Nuclear Magnetic Resonance Facility

NMR picture


Nuclear magnetic resonance spectroscopy is a technique that allows the detection of the nuclei of many elements, providing information about their chemical environment by aligning their spins in an external magnetic field and causing energy transitions by pulses of radio frequency.

Our unit includes six modern instruments varying in magnetic field from 4.7 to 16.4 T, corresponding to proton (1H) frequencies of 200 to 700 MHz. We have probes allowing the detection of most useful nuclei at a wide range of temperatures.

Two of the instruments (200 and 500 MHz) are dedicated to the study of solids.

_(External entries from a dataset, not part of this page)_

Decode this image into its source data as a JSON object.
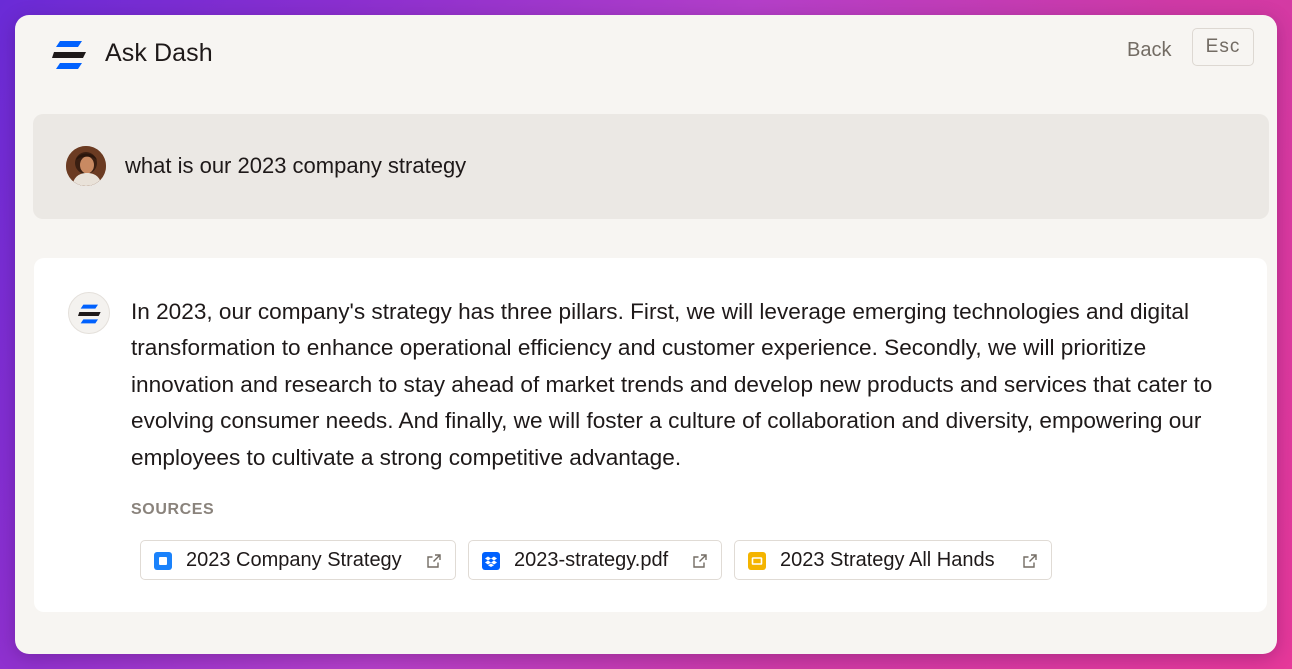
{
  "app": {
    "title": "Ask Dash"
  },
  "header": {
    "back_label": "Back",
    "esc_label": "Esc"
  },
  "query": {
    "text": "what is our 2023 company strategy"
  },
  "answer": {
    "text": "In 2023, our company's strategy has three pillars. First, we will leverage emerging technologies and digital transformation to enhance operational efficiency and customer experience. Secondly, we will prioritize innovation and research to stay ahead of market trends and develop new products and services that cater to evolving consumer needs. And finally, we will foster a culture of collaboration and diversity, empowering our employees to cultivate a strong competitive advantage.",
    "sources_label": "SOURCES",
    "sources": [
      {
        "label": "2023 Company Strategy",
        "icon": "doc-blue-square-icon",
        "color": "#1a82fb"
      },
      {
        "label": "2023-strategy.pdf",
        "icon": "dropbox-icon",
        "color": "#0061fe"
      },
      {
        "label": "2023 Strategy All Hands",
        "icon": "slides-yellow-icon",
        "color": "#f4b400"
      }
    ]
  },
  "colors": {
    "accent_blue": "#0061fe",
    "window_bg": "#f7f5f2",
    "query_bg": "#ebe8e4",
    "text": "#1e1919",
    "muted": "#736c64"
  }
}
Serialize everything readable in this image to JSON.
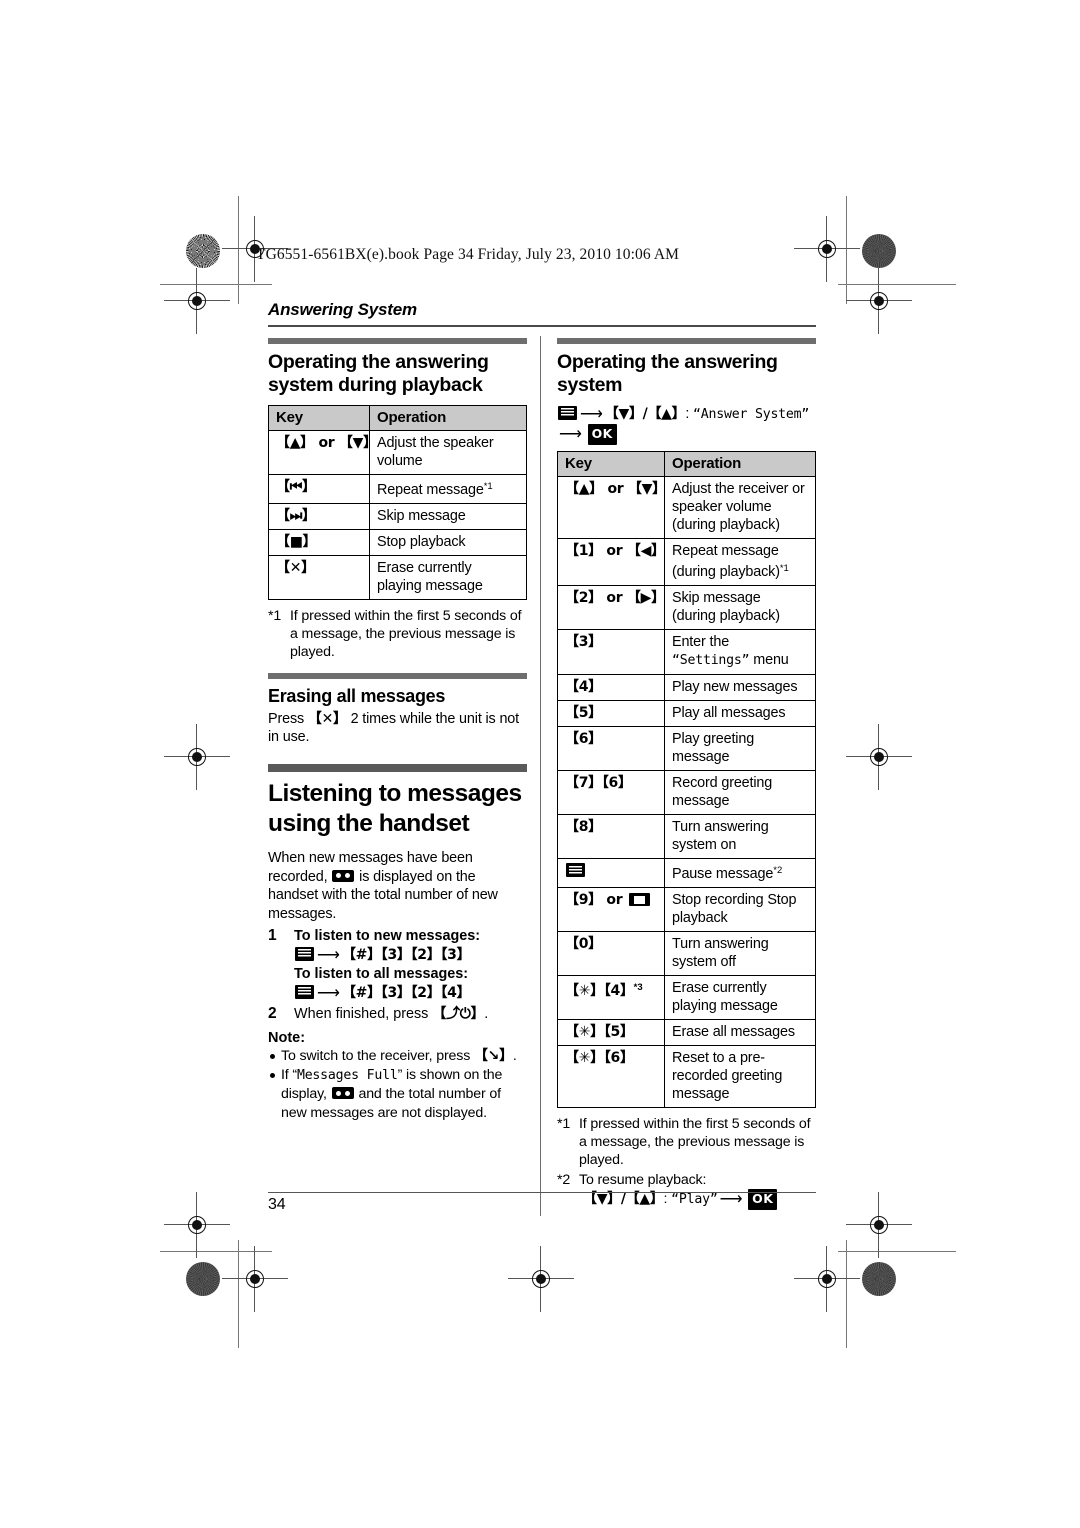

The state-of-the art 700 MHz spectrometer is dedicated to high resolution studies, including proteins, and is equipped with a high-sensitivity cryoprobe, cooled with liquid helium.

The NMR Facility serves a large community of users within the Department of Chemistry, other departments on-campus, other universities and industrial companies.

The NMR instruments are found in rooms 0.02 and 0.05 in building 211.


Dr. Keren Keinan-Adamsky, Head of the NMR Unit


Dr. Michal Afri,


Dr. Hugo Gottlieb



Main use


1H frequency

solid-state CPMAS and multinuclear NMR

Bruker Avance III

200 MHz

1D and 2D NMR
nuclei: 1H, 13C

Bruker Avance III

300 MHz

1D and 2D
 multinuclear NMR

Bruker Avance III

400 MHz

1D and 2D NMR
nuclei: 1H, 13C, 31P

Bruker Avance II+

500 MHz

solid-state CPMAS and multinuclear NMR

Bruker Avance III

500 MHz

1D and 2D NMR - Cryoprobe  nuclei: 1H, 13C,15N (indirectly)

Bruker Avance III

700 MHz



External services form (docx)